## Your objective
Every line in the data below that has the word "JSON" should be returned.

───

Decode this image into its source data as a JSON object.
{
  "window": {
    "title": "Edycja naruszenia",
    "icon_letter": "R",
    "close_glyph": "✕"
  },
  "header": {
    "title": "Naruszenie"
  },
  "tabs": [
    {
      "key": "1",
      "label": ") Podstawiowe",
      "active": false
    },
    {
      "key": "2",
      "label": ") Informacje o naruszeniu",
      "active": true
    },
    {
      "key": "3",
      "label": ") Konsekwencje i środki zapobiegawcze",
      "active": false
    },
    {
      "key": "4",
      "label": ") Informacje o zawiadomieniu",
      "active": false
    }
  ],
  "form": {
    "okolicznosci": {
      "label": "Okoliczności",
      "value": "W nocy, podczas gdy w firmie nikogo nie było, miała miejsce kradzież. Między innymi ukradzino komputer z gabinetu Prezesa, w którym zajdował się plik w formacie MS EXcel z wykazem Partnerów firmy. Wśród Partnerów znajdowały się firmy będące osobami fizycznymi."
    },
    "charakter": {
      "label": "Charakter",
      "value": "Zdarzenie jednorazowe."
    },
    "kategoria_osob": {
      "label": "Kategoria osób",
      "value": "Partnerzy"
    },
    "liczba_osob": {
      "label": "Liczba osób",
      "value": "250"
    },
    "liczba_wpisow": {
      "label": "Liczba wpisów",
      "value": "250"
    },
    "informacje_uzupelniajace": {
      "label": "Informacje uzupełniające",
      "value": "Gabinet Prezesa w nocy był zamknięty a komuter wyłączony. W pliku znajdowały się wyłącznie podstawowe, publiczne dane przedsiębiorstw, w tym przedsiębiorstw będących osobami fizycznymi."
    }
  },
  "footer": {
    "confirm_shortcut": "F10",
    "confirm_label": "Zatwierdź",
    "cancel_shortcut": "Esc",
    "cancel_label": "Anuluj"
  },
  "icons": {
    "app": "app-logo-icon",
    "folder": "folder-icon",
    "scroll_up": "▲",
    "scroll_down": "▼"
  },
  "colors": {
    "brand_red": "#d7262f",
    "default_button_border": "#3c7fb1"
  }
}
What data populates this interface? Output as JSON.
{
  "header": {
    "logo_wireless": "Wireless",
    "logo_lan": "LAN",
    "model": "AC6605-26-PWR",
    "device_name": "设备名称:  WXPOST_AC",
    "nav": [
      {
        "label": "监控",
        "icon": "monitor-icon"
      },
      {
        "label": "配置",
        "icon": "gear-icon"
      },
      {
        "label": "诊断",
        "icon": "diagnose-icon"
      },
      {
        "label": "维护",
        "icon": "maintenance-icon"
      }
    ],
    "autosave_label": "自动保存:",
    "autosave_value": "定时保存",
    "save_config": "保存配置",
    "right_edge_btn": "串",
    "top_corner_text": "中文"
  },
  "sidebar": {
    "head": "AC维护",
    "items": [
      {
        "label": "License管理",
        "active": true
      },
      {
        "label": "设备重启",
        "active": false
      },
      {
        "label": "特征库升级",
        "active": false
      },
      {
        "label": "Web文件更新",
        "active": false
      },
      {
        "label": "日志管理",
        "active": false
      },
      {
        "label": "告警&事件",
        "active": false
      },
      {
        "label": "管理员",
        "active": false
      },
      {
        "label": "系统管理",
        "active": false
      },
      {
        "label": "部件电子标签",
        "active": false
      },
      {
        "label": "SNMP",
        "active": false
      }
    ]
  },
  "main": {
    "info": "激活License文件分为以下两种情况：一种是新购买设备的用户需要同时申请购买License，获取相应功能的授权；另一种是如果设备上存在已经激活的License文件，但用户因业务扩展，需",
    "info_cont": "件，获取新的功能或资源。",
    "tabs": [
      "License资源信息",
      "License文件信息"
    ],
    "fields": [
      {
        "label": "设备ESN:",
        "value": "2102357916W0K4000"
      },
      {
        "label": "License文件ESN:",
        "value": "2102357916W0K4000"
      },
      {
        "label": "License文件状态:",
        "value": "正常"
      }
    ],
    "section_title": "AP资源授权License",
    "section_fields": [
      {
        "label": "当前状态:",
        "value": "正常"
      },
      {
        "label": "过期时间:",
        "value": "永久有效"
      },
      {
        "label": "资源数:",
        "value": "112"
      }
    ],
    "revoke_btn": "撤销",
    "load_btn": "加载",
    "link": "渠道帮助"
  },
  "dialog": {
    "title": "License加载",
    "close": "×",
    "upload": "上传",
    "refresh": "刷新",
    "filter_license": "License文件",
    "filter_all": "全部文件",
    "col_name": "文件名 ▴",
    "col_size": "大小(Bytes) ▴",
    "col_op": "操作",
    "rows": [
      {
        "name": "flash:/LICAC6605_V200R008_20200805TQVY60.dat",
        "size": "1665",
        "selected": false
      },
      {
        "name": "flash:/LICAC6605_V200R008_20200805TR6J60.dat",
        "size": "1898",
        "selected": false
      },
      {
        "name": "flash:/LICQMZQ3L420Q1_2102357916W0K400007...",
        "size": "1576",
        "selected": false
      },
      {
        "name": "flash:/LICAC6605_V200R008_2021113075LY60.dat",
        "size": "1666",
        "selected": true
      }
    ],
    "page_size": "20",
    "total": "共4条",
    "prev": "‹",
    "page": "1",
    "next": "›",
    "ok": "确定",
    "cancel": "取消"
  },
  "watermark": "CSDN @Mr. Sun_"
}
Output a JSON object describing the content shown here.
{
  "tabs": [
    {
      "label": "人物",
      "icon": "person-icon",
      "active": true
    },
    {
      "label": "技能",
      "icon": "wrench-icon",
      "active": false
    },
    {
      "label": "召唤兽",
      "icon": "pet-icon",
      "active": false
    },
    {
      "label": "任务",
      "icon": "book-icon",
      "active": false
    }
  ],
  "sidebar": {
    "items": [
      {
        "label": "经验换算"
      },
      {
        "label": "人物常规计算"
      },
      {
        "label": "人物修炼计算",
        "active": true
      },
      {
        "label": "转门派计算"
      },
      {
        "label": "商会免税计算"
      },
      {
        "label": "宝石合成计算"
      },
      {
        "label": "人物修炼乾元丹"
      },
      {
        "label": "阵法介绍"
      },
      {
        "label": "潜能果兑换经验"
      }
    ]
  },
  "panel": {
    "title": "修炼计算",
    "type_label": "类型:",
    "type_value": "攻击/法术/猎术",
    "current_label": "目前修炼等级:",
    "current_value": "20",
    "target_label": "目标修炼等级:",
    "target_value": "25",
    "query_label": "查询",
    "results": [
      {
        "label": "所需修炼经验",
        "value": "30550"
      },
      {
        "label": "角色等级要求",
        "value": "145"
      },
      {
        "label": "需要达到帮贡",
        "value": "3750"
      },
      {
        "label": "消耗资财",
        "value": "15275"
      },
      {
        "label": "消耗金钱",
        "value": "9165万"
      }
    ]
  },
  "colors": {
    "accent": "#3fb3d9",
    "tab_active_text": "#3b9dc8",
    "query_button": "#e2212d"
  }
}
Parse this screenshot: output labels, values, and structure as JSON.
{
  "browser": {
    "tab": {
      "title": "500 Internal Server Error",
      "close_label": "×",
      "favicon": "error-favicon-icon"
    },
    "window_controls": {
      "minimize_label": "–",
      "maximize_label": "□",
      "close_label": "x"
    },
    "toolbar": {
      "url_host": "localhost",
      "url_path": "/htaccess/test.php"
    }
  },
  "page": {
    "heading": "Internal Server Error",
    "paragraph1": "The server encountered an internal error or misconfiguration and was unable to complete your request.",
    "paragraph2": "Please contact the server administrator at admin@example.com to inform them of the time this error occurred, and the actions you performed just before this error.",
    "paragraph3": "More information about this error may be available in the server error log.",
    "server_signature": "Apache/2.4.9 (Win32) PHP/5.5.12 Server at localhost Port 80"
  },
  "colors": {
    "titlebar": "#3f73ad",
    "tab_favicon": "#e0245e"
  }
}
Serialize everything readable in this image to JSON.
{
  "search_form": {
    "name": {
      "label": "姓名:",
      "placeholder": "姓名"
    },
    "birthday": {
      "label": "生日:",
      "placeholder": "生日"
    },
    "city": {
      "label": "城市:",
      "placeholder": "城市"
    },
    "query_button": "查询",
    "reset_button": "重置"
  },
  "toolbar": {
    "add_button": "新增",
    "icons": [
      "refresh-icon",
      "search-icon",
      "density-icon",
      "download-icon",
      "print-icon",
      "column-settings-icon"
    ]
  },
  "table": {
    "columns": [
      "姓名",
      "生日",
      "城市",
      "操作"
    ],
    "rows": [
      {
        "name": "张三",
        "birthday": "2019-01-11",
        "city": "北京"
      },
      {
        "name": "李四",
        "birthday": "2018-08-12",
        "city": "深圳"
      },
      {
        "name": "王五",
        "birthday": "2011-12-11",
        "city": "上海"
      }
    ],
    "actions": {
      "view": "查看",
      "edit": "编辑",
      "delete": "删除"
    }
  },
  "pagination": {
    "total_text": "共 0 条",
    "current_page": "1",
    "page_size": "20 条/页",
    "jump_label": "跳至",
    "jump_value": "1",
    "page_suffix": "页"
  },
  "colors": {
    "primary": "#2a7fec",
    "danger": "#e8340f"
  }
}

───

## Result of this task
Decode this image into its source data as a JSON object.
What data populates this interface? Output as JSON.
Output a JSON object describing the content shown here.
Parse this screenshot: output labels, values, and structure as JSON.
Serialize everything readable in this image to JSON.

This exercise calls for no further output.